Daniels won the Best Supporting Actor award at the Whatsonstage.com Theatregoers’ Choice Theatre Awards and the 25th Laurence Olivier Awards in 2001 for his performance in the Arthur Miller play, All My Sons. He was first nominated for the latter award earlier in his career, in 1991, for his performance as murderer Richard Loeb in the play Never the Sinner at the Playhouse Theatre. In 2008, Daniels fulfilled a lifetime ambition when he made his Broadway début, headlining as the Vicomte de Valmont in a revival of Les Liaisons Dangereuses. The show opened on 1 May 2008. Daniels was nominated for a Tony Award for Best Performance by a Leading Actor in a Play for his role.

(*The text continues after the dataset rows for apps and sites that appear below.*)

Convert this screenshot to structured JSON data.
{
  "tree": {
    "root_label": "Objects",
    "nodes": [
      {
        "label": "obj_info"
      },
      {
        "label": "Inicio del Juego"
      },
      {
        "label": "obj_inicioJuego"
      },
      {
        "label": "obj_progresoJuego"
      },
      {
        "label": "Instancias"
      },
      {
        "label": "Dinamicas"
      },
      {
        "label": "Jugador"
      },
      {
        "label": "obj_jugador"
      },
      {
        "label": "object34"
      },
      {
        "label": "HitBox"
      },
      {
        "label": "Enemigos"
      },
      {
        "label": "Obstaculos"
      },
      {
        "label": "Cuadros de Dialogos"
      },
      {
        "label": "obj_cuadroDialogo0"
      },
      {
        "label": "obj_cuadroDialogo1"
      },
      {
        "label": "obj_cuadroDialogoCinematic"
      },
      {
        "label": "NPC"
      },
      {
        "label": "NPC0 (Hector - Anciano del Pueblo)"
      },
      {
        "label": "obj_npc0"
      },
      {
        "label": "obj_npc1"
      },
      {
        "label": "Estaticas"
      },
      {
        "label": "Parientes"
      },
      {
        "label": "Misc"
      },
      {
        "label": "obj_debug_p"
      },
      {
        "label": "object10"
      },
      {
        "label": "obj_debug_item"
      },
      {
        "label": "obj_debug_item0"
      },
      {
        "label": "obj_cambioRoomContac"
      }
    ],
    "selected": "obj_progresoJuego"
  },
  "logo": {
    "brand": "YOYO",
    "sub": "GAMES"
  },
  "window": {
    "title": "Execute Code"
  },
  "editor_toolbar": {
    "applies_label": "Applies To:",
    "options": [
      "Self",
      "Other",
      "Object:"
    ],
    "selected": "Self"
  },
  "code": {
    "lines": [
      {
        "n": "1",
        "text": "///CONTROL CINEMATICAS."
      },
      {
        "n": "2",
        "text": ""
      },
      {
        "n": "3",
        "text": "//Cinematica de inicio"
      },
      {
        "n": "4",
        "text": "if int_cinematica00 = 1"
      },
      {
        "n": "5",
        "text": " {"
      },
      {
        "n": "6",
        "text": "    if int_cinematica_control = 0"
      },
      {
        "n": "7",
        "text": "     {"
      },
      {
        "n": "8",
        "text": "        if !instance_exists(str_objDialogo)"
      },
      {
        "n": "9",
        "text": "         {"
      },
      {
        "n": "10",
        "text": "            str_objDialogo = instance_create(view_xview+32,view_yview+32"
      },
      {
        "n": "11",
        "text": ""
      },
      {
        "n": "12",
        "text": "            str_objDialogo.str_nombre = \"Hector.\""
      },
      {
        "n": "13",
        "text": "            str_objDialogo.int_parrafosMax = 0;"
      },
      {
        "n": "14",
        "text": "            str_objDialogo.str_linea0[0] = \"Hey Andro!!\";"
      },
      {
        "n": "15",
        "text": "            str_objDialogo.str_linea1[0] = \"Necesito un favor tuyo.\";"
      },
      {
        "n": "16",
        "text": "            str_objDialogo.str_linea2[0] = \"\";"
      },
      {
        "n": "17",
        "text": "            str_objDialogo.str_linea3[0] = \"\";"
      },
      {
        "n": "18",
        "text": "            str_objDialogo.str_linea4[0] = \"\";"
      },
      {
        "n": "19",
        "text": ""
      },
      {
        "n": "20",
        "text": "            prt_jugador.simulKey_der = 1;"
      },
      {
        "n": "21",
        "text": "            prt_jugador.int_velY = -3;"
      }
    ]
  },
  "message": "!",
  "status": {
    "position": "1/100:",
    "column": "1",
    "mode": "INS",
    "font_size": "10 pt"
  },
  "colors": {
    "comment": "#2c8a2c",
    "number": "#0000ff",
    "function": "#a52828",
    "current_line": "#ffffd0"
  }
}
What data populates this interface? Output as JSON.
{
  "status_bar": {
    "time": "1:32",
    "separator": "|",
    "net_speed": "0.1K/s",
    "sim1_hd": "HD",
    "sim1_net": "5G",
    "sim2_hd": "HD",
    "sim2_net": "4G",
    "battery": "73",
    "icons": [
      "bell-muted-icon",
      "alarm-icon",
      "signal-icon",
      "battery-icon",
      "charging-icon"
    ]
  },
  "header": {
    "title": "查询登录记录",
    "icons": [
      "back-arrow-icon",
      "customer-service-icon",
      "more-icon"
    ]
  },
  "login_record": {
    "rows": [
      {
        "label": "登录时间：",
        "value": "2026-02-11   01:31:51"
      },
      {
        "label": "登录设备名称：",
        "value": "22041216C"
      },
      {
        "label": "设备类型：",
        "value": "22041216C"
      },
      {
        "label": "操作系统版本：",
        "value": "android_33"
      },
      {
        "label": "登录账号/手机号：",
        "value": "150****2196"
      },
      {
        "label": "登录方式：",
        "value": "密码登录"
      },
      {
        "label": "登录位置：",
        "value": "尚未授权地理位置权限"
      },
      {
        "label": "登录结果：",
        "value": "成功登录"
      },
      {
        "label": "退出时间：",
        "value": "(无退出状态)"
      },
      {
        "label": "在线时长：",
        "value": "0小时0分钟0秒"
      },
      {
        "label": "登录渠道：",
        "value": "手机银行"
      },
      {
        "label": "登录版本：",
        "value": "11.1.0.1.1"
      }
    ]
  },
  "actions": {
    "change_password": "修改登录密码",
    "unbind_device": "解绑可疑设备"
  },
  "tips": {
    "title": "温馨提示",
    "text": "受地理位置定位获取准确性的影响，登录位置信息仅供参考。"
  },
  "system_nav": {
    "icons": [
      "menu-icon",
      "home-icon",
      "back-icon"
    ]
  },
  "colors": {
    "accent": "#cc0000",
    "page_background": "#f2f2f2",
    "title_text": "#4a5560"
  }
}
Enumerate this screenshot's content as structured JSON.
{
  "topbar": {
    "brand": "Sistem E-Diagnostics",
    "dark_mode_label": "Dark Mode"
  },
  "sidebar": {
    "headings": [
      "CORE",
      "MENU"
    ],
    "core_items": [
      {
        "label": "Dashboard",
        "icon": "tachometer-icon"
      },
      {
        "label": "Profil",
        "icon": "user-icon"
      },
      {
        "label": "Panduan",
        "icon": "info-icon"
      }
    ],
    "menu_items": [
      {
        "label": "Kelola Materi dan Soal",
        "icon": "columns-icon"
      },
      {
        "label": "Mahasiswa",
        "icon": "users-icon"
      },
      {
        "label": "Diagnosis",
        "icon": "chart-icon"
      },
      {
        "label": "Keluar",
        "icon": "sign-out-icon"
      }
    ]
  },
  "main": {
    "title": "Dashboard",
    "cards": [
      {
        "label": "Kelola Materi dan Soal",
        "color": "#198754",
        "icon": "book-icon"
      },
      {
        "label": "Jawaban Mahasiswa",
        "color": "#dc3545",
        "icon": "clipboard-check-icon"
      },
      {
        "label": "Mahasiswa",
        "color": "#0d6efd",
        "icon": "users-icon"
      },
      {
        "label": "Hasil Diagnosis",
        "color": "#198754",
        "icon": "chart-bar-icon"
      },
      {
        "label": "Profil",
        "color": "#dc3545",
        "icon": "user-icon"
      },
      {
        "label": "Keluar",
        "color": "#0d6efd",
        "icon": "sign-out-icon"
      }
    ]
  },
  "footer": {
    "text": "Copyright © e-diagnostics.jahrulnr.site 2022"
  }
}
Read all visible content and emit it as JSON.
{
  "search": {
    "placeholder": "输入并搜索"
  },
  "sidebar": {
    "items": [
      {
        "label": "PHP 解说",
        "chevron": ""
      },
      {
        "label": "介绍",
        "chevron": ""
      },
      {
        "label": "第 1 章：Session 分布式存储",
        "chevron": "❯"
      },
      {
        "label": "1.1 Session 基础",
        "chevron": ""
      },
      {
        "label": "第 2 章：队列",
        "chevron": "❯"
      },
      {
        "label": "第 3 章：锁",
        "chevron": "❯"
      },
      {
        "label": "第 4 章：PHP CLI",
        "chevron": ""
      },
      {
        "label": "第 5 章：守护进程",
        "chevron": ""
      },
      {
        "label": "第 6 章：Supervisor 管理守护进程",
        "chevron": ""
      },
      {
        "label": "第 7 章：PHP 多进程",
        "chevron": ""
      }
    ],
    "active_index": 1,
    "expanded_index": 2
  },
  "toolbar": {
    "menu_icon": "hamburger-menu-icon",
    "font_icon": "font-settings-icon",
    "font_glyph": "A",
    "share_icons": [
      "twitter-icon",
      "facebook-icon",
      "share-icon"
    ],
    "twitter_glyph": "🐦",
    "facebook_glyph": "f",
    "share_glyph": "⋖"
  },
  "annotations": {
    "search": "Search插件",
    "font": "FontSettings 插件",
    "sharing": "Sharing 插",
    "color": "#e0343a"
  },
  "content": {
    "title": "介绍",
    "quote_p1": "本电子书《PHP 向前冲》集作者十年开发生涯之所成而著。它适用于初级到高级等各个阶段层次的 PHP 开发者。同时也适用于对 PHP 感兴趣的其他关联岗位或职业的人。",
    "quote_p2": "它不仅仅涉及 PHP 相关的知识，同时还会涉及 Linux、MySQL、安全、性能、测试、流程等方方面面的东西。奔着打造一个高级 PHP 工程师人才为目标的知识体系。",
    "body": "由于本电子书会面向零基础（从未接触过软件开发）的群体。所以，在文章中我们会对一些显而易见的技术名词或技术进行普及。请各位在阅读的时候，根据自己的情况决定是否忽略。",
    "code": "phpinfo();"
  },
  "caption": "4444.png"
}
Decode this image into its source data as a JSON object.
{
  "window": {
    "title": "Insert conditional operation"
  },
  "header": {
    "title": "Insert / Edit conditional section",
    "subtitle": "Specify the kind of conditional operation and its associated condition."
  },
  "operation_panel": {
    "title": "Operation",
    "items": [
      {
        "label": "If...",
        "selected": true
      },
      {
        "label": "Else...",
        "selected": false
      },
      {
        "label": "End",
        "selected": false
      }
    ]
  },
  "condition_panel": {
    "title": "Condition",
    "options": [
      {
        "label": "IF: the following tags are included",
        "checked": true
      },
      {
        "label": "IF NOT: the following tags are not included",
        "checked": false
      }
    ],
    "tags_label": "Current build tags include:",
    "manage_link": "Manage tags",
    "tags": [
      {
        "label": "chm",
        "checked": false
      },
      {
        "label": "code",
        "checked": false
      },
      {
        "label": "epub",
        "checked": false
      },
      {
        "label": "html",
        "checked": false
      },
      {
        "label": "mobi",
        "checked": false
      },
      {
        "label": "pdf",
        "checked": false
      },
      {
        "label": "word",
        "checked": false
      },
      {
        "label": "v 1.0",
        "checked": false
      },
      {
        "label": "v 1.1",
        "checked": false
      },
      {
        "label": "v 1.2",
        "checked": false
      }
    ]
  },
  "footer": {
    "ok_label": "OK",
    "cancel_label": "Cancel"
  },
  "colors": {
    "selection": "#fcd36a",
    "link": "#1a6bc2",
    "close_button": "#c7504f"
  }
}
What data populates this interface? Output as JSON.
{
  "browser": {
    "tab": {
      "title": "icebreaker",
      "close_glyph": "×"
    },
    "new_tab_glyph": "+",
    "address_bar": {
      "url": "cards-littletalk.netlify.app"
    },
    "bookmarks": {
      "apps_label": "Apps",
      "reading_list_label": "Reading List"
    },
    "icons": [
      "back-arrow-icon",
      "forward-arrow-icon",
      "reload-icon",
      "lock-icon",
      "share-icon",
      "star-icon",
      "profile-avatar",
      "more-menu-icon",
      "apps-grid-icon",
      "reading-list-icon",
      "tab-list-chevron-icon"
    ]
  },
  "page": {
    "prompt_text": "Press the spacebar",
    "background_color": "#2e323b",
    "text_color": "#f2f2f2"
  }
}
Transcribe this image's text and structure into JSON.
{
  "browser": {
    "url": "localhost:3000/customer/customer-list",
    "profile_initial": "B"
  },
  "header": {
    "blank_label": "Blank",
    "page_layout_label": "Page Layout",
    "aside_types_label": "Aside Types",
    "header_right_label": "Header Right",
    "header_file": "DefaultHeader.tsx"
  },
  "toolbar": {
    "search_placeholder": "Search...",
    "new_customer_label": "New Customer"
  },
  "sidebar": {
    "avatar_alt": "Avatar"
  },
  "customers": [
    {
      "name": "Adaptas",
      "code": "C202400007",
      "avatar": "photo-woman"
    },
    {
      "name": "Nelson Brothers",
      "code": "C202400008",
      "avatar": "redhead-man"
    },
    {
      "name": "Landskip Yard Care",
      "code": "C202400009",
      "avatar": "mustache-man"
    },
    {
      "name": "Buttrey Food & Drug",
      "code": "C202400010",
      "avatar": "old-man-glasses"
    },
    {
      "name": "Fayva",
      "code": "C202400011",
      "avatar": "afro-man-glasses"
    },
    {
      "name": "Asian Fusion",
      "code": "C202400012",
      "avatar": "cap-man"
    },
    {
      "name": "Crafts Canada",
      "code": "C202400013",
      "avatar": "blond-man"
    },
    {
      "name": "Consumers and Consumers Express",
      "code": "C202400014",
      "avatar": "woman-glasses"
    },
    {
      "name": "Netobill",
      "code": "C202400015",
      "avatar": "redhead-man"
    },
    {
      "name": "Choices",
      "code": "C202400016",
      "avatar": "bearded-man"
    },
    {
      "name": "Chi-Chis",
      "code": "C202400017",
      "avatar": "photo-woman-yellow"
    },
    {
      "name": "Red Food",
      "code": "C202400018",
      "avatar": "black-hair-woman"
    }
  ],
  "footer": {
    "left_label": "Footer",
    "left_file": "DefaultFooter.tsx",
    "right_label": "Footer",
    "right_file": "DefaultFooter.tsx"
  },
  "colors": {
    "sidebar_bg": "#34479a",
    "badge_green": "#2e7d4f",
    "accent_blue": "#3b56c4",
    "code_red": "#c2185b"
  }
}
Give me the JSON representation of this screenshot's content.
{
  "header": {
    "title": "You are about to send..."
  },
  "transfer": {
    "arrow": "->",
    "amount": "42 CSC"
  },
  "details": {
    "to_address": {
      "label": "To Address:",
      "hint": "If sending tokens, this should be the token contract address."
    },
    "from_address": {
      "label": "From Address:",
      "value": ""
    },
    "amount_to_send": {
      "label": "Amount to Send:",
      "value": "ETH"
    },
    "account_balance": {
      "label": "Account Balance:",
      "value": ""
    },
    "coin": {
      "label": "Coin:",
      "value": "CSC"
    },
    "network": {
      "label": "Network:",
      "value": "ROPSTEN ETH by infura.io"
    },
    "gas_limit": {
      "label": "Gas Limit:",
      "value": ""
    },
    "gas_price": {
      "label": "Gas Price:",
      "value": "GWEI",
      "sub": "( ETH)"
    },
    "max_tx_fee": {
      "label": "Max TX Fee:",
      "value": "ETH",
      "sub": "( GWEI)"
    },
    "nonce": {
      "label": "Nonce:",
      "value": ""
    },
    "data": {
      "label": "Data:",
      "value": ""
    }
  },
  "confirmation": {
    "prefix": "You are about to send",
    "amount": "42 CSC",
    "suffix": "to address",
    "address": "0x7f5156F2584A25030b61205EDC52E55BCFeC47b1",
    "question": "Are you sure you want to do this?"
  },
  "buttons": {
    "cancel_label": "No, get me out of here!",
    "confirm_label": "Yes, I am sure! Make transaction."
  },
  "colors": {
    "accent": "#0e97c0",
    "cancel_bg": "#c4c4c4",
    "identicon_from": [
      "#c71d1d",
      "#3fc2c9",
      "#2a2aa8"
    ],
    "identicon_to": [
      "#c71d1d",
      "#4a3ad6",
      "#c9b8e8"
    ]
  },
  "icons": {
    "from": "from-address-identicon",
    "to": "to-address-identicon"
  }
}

Daniels is openly gay. He remarked: “Out? I’ve never been in.”He lives with actor Ian Gelder. They began seeing each other during a 1993 production of Joe Orton’s Entertaining Mr Sloane.Daniels was already sure of his sexuality in his teens, although he did not discuss the matter with his parents because they did not have a very close emotional relationship. He was “cautious about mentioning it when I left drama school, because AIDS was terrifying everyone and there was a huge homophobic backlash”. He decided to come out at the age of 24, while appearing in an all-star benefit performance of Martin Sherman’s Bent.
Daniels said in an interview: “Homophobia is still shockingly prevalent in film and TV. I know I’ve lost work because of being gay, and it is always an issue. Even on a serious BBC Two drama, there will be some suit in some office going, “Hmmm, isn’t he a poof?” I don’t consider myself politically gay, but whenever I catch a whiff of that now, I’m on it like a ton of bricks.” In 2007, Daniels was ranked number 79 in the annual Pink List of 100 influential gay and lesbian people in Britain published by The Independent on Sunday,down from number 47 in 2006.
In his spare time, he is an amateur painter and practitioner of Ashtanga yoga.
- [on what show he would have liked to guest star in] Six Feet Under (2001) if it was still on, that was the best TV program of all time, or Deadwood (2004) or “Carnivale” (2003), any of those HBO shows I just love, I think they are great.
- The older I get, the more of a recluse I turn into. I love the social aspect of my work. It’s like a commune and gets very intense and very sociable. Then when I am not working, I shut myself away, so I can see myself living up a mountain.
- I saw David Lynch’s The Elephant Man (1980) when I was 15. I was completely bowled over. I found it so beautiful, strange and mesmerizing that I went back to the cinema every night for a week to see it.
- [on playing troubled characters] I don’t think of myself as being troubled as a human being, but I guess I’m quite extreme, quite big and quite loud, and maybe people pick up on that when they cast me. I’m certainly not the quiet reflective type.
- I’m a great candidate for why arts funding shouldn’t be cut, because I had no experience other than what was at school, I’m from a working-class town, there were no theaters, and the cinema closed when I was a kid.Anything that gave me a voice or a way to express myself I went running headlong toward.